TOS is hard.  We all struggle in different ways and to different degrees, but we share a common bond.  

I do believe that with TOS comes a huge loss that needs to be grieved. 
 I also believe in getting plenty of rest and moving my body. We can't all do the same type of physical activity, but it's important to find an activity that you enjoy. There may be some days you can't do it and may have to rest or find something else you enjoy. I love setting goals, and one of my post surgery goals was to complete a marathon. I tried twice before and got injured both times, but was determined to do it. I found a great run/walk program by Jeff Galloway and used it to complete a marathon in April.   One of my favorite quotes is; 'You are not in the waiting room of life.'

I was at my son's flag football party last weekend and was about to start scooping ice cream for 30 people. I asked a friend who happens to be a physical therapist if she could do it for me. She said (no ill intent at all) that I could complete a marathon but couldn't scoop ice cream? I said, "Yep. That's right!".

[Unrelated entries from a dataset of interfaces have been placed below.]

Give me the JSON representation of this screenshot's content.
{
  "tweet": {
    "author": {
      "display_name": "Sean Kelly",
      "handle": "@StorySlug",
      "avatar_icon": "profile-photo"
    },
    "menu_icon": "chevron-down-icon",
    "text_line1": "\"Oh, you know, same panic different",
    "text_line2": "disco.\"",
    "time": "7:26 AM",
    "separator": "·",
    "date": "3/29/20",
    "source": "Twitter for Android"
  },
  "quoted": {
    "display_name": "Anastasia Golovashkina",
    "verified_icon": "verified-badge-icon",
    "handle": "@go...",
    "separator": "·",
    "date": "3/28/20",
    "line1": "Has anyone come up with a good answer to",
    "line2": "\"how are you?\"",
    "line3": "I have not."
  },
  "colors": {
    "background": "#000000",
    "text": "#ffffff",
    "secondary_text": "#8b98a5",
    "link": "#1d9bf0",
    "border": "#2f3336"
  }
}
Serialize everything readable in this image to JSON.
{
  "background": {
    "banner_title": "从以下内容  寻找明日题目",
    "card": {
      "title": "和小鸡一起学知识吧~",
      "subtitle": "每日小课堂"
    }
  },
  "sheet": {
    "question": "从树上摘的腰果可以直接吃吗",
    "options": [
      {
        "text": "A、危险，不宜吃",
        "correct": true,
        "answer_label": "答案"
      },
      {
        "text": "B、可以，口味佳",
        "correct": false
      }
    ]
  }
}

I may not know or understand why I have gone through certain things, and may never know this side of Heaven. However, I firmly believe that God has used various trials in my life to shape and mold me into who I am today. If I am able to walk alongside someone who is undergoing similar experiences or help in any way, it is good. And I am grateful! I believe we are meant to be in community with one another and it can look different to different people. 

It can be very meaningful for someone to be able to say, 'I understand what you are going through, and I am here for you.'

~ ~ ~

Thank you Teran.
If you have comments or questions for Teran, feel free to email her.

Gentle hugs~